Researchers have gone to a prehistoric species of fish in an attempt to look for a preferable way of transferring therapeutic drugs in the individuals brain to deal with circumstances and incidents all the way from cancer to stroke.
Lampreys are known as the most ancient remaining alive species of eel-like jawless fish. They surround in rivers and coastal sea waters in mild regions globally. These weird-looking fish are made specifically strange by their boneless, tooth-lined mouth. They are exploitical, living on the blood of other fish.
New study recommends that these marine-dwellers can give an versatile vehicle for drugs which medicate the biological impacts of circumstances of health incidents affecting the mind. A latest study, managed by a team of scientists from University of Wisconsin-Madison and the University of Texas at Austin, has viewed a kind of molecule from the immune system of lampreys, known as “variable lymphocyte receptors” (VLRs)
The researchers demonstrate that the ability to target the extracellular matric (ECM) is what makes VLRs interesting and a web of macromolecules that mantain structure to the cells they encircle. This network adds up to a huge part of the central nervous system,so the research team thinks that VLRs can support in moving drugs to the brain, enhancing the effectiveness of medical care for brain cancer, brain trauma or stroke.
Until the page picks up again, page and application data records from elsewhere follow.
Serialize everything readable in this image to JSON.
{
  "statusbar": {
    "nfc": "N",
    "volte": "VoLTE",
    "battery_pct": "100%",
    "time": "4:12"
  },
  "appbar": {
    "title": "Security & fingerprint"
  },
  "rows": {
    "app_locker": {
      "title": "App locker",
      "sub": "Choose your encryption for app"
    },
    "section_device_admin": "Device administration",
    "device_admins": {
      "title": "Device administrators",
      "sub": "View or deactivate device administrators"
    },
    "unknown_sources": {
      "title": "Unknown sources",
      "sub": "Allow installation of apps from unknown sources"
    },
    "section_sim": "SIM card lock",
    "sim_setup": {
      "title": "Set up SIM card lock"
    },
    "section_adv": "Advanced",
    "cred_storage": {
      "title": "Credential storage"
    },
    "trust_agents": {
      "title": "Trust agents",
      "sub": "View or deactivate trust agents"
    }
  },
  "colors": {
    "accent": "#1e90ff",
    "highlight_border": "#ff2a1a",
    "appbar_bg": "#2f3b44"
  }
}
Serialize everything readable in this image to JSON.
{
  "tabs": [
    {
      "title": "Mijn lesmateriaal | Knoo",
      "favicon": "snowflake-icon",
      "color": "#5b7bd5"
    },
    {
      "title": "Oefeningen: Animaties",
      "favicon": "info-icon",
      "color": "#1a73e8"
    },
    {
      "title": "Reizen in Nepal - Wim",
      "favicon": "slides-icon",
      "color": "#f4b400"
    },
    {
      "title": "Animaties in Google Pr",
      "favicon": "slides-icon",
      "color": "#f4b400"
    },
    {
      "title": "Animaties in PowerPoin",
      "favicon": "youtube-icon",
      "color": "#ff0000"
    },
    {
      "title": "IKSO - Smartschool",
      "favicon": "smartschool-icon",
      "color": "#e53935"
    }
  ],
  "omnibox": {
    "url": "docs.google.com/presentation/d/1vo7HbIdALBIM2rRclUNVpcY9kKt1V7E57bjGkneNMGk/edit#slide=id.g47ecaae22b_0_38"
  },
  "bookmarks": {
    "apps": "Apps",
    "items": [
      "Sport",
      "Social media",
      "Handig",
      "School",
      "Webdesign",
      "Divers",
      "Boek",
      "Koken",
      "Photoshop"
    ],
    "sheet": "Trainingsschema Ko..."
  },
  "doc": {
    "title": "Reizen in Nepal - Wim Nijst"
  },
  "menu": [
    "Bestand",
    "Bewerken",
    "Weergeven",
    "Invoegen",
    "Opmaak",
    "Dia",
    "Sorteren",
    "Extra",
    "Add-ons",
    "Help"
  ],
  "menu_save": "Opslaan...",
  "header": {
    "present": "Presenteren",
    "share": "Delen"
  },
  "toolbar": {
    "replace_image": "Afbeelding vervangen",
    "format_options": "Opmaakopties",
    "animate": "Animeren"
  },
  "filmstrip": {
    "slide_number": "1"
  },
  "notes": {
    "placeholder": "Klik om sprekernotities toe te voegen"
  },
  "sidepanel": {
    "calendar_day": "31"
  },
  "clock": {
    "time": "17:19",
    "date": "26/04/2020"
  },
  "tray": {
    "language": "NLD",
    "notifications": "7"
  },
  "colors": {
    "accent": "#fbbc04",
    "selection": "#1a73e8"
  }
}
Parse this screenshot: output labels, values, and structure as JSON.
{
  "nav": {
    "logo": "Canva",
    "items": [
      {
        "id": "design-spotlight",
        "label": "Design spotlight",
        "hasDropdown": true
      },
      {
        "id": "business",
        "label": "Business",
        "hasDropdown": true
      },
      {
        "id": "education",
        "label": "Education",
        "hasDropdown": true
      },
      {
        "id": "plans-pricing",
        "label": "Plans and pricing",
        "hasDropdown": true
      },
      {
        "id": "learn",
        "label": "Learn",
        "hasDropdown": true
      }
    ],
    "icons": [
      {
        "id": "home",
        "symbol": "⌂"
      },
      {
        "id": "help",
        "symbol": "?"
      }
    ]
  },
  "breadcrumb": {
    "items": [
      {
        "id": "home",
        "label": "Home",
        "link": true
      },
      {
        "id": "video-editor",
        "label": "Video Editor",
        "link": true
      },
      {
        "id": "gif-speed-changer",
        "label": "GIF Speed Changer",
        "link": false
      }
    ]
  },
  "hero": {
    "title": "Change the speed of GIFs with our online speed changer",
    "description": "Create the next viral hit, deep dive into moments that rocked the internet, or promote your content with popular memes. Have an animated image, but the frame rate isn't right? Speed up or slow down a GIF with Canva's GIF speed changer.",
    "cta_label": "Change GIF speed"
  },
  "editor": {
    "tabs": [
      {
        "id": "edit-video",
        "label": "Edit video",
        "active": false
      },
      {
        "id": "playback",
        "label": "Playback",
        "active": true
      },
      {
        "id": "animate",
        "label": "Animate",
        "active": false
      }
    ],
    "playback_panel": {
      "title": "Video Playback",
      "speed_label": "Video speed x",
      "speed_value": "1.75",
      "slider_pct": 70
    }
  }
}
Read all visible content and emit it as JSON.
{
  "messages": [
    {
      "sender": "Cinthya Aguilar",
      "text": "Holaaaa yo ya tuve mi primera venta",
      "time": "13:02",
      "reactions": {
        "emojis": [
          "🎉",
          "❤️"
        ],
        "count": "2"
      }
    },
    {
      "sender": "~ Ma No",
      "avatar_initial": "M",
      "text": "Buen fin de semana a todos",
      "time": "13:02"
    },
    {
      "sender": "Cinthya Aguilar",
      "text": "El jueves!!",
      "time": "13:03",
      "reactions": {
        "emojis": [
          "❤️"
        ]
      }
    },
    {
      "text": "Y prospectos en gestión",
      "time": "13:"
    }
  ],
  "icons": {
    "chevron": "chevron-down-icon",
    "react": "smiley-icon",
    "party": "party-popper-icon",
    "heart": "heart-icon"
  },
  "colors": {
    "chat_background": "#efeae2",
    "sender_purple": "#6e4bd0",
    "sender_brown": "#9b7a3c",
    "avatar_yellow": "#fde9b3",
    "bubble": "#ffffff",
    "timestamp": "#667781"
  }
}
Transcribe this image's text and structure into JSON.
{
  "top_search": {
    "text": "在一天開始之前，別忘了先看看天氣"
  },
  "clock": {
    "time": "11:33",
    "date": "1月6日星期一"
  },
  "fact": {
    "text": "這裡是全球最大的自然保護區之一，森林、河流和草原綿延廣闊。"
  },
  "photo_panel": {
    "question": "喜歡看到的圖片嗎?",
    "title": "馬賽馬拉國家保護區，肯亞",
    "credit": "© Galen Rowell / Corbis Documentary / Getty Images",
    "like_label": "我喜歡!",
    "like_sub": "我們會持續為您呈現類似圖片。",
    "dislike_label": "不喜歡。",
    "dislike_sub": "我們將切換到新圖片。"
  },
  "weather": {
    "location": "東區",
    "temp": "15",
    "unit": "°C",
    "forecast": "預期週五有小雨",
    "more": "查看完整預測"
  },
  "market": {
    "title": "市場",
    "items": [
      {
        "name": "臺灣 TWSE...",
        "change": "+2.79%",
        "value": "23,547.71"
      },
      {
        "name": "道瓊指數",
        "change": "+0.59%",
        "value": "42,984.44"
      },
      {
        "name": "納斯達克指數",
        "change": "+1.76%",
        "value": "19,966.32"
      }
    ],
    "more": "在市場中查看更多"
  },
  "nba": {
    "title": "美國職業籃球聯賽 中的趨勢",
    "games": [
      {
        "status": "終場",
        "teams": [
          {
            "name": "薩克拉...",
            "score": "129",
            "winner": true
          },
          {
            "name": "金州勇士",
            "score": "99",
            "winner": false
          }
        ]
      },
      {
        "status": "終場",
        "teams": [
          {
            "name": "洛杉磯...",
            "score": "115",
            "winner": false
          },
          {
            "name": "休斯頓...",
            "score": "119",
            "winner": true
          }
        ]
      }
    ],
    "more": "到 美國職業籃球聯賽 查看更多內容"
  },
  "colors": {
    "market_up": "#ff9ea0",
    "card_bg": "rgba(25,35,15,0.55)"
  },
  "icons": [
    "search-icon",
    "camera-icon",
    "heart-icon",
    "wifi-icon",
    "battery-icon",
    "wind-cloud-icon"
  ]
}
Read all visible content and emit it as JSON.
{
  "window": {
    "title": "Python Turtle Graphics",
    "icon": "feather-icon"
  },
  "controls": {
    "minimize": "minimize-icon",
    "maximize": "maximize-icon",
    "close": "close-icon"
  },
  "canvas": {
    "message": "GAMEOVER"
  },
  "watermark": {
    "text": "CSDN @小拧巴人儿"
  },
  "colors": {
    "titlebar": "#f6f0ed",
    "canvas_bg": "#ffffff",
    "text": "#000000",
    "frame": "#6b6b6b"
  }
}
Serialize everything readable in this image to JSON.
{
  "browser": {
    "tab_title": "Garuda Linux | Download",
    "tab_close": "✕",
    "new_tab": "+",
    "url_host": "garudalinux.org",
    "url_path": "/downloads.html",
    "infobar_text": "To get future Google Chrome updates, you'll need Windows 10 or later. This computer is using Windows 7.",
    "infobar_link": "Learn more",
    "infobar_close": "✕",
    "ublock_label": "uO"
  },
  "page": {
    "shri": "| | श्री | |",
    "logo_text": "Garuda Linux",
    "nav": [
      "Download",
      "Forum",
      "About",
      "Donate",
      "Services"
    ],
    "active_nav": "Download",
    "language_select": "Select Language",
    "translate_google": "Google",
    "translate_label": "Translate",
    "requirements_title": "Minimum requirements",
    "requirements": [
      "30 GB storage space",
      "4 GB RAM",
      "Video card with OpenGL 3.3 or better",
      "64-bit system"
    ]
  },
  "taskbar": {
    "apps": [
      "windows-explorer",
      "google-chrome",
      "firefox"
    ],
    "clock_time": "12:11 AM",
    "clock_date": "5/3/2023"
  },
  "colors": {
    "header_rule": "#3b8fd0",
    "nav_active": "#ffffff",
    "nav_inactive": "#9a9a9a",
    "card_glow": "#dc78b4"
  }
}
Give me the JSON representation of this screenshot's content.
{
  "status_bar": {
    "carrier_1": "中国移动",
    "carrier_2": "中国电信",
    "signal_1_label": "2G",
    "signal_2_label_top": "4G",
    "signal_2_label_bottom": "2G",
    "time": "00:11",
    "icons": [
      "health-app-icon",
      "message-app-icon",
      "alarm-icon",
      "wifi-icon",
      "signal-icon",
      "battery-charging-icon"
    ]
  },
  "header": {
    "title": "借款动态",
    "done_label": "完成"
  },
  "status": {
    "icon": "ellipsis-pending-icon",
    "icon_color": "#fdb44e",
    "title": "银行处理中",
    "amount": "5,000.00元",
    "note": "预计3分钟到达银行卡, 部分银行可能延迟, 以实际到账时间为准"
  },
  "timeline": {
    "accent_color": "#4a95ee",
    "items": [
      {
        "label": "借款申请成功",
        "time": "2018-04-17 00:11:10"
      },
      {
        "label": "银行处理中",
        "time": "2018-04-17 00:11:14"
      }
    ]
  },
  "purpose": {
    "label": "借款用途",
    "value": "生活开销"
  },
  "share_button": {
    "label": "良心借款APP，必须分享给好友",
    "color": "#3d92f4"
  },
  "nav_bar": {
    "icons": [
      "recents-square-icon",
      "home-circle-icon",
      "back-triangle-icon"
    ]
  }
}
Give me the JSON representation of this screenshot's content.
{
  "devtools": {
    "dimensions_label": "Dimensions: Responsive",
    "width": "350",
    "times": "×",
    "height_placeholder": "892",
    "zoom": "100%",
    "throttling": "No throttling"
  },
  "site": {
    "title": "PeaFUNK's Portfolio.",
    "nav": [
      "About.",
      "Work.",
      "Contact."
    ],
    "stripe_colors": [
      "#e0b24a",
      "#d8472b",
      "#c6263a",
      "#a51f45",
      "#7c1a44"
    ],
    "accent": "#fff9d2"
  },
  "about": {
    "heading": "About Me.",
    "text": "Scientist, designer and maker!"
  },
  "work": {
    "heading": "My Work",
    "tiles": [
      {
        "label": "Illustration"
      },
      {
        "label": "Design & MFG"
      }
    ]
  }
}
“This set of targeting molecules appears somewhat agnostic to the disease. We believe it could be applied as a platform technology across multiple conditions.” says the study author Prof. Eric Shusta. The researchers experimented their hypothesis on mouse models of violent brain cancer, and the findings were published in the journal Science Advances.
A favorable experiment
Usually, drugs do not easily pierce the brain because it is secured by the brain-blood barrier, which halts possibly dangerous agents entering into the brain. Nevertheless, this shield also stops the medication from arriving at its target.
In the situation of some health incidents that impact the brain, the brain-blood barrier “eases up” which can make the brain vulnerable to additional problems but also gives way to drugs to enter in. In the current analysis, the researchers were keen to check the effectiveness of VLRs, and taking benefits of the havoc of the brain-blood barrier in the situation of glioblastoma, a harsh type of brain cancer. “Molecules like this [VLRs] normally couldn’t ferry cargo into the brain, but anywhere there’s a blood-brain barrier disruption, they can deliver drugs right to the site of pathology,” demonstrates Prof. Shusta.
The research team used mouse models of dlioblastoma, curing them with VLRs bound to doxorubicin, a specific drug which helps to treat this type of cancer in humans. Prof. Shusta and colleagues mention that this method was beneficial and increased survival in the rodents medicated with this innovative mixture. The investigators mention that binding VLRs to many drugs can include one more vital benefit – it could give permission to specialists to transfer particularly increasing doses of those drugs to the brain ECM.
“Similar to water soaking into a sponge, the lamprey molecules will potentially accumulate much more of the drug in the abundant matrix around cells compared to specific delivery to cells,” explains coauthor Prof. John Kuo. Also, this binding “hack” can assist another issue. The researchers describe that brain cells can be their own foe when the time comes to receiving medication since they “throw out” chemicals that passes them.
Though, since VLRs aim at the ECM which is around the brain cells, this could give way for the drugs to perform on the cells for longer periods. “This could be a way to hold therapies in place that don’t otherwise accumulate well in the brain so they can be more effective,” explains coauthor Ben Umlauf, Ph.D.
‘Testing this plan in various models’
Eventually, the researchers mention that the VLRs move around easy circulating the body in the mouse models, but they didn’t result in accumulating in healthy tissue. This advises us that these molecules would not disturb healthy, working organs. Moving ahead, the investigators decided to try joining VLRs with different types of anti-cancer drugs, with the inclusion of those seen in immunotherapy, to visualize how effective the molecules would function with a more contrasting array of therapies.
One more feasibility that the researchers are interested to find out is, the use of VLRs to recognize any mishaps of the blood-brain barrier, that might mean the beginning of a health event. They decide to do this by combining VLRs to experienced investigations suited with brain imaging advancements.
For the time being, however, “I’m excited about trying this strategy in different disease model systems,” states Kuo, also mentioning that “there are several disease processes that disrupt the blood-brain barrier and we could conceive of delivering a variety of different therapies with these molecules.”